The move came after Malaysian Prime Minister Najib Razak lashed out at State Counsellor Daw Aung San Suu Kyi during a rally Sunday in Kuala Lumpur that drew thousands of people.
The crowds were protesting against a military crackdown in Rakhine State that has pushed more than 20,000 Rohingya Muslims into Bangladesh.
Survivors have told AFP horrifying stories of gang rape, torture and murder at the hands of Myanmar security forces, following a coordinated attack by militants against police outposts in Maungdaw District on October 9. Dozens have died trying to cross the river that separates the two countries.
Officials have denied the allegations of abuse and Aung San Suu Kyi has told the international community to stop stoking the “fires of resentment”.
Myanmar has long discriminated against the stateless Rohingya and the recent crisis has galvanised protests in Muslim countries around the region, including Malaysia.
“We want to tell Aung San Suu Kyi, enough is enough… We must and we will defend Muslims and Islam,” Najib said at Sunday’s 5,000-strong rally.
“The world cannot sit and watch genocide taking place.”
A Malaysian government minister has also called for a review of Myanmar’s membership inside the regional Association for Southeast Asian Nations bloc.
Late Tuesday the Ministry of Immigration said it had ceased issuing new licences for its nationals to work in wealthier Malaysia — for years a top destination for migrant labour.
“Myanmar has temporarily stopped sending workers to Malaysia from 6/12/2016 because of the current situation in Malaysia,” it said in a statement, without elaborating.
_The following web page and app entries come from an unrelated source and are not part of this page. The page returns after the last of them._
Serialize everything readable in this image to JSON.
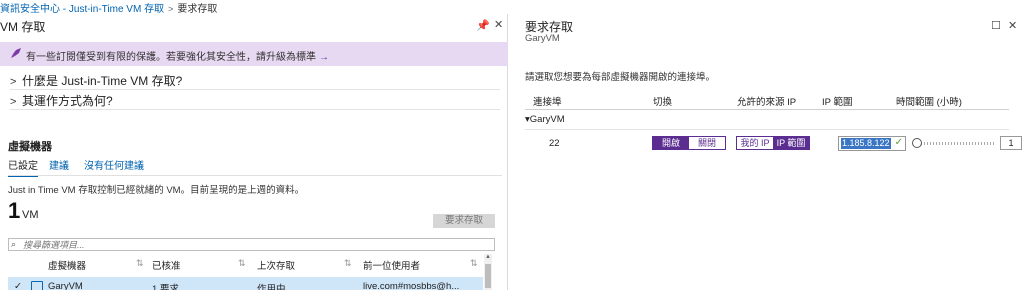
{
  "breadcrumb": {
    "item1": "資訊安全中心 - Just-in-Time VM 存取",
    "sep": ">",
    "item2": "要求存取"
  },
  "left": {
    "title": "VM 存取",
    "pin_icon": "pin-icon",
    "close_icon": "close-icon",
    "banner": {
      "icon": "rocket-icon",
      "text": "有一些訂閱僅受到有限的保護。若要強化其安全性，請升級為標準",
      "arrow": "→"
    },
    "faq": [
      {
        "chevron": ">",
        "label": "什麼是 Just-in-Time VM 存取?"
      },
      {
        "chevron": ">",
        "label": "其運作方式為何?"
      }
    ],
    "section_title": "虛擬機器",
    "tabs": [
      "已設定",
      "建議",
      "沒有任何建議"
    ],
    "description": "Just in Time VM 存取控制已經就緒的 VM。目前呈現的是上週的資料。",
    "count": "1",
    "count_unit": "VM",
    "request_button": "要求存取",
    "search_placeholder": "搜尋篩選項目...",
    "columns": [
      "虛擬機器",
      "已核准",
      "上次存取",
      "前一位使用者"
    ],
    "sort_glyph": "⇅",
    "rows": [
      {
        "check": "✓",
        "vm": "GaryVM",
        "approved": "1 要求",
        "last_access": "作用中",
        "last_user": "live.com#mosbbs@h..."
      }
    ]
  },
  "right": {
    "title": "要求存取",
    "subtitle": "GaryVM",
    "maximize_icon": "☐",
    "close_icon": "✕",
    "description": "請選取您想要為每部虛擬機器開啟的連接埠。",
    "columns": [
      "連接埠",
      "切換",
      "允許的來源 IP",
      "IP 範圍",
      "時間範圍 (小時)"
    ],
    "group": {
      "caret": "▾",
      "label": "GaryVM"
    },
    "row": {
      "port": "22",
      "toggle_on": "開啟",
      "toggle_off": "關閉",
      "source_my_ip": "我的 IP",
      "source_ip_range": "IP 範圍",
      "ip_value": "1.185.8.122",
      "hours": "1"
    }
  },
  "colors": {
    "accent_purple": "#5c2d91",
    "link_blue": "#0063b1",
    "banner_bg": "#e8d9f2",
    "selected_row": "#cfe5f8"
  }
}
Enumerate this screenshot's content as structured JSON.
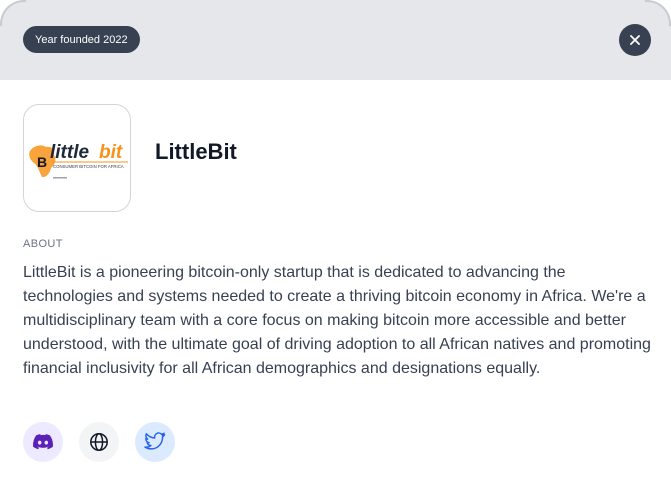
{
  "header": {
    "founded_badge": "Year founded 2022"
  },
  "company": {
    "name": "LittleBit",
    "logo": {
      "wordmark": "littlebit",
      "tagline": "CONSUMER BITCOIN FOR AFRICA",
      "colors": {
        "brand_orange": "#f7931a",
        "text": "#1f2937"
      }
    }
  },
  "about": {
    "label": "ABOUT",
    "text": "LittleBit is a pioneering bitcoin-only startup that is dedicated to advancing the technologies and systems needed to create a thriving bitcoin economy in Africa. We're a multidisciplinary team with a core focus on making bitcoin more accessible and better understood, with the ultimate goal of driving adoption to all African natives and promoting financial inclusivity for all African demographics and designations equally."
  },
  "social_links": [
    {
      "icon": "discord-icon",
      "color": "#5b21b6"
    },
    {
      "icon": "globe-icon",
      "color": "#111827"
    },
    {
      "icon": "twitter-icon",
      "color": "#2563eb"
    }
  ]
}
Malaysia already hosts tens of thousands of Myanmar workers, most of whom take on low-paid jobs in factories or in the food and hospitality industries.
According to Malaysia, some 56,000 Rohingya have arrived on its shores in recent years, many taking perilous boat journeys to flee poverty and discrimination in Rakhine State.
But on Tuesday former UN chief Kofi Annan, appointed by the government to head its Advisory Commission on Rakhine State, told reporters he thought the crisis would not split the region apart.
“I think it can be contained. There is a possibility here to contain what is going on,” he told a news conference in Yangon at the end of a week-long visit.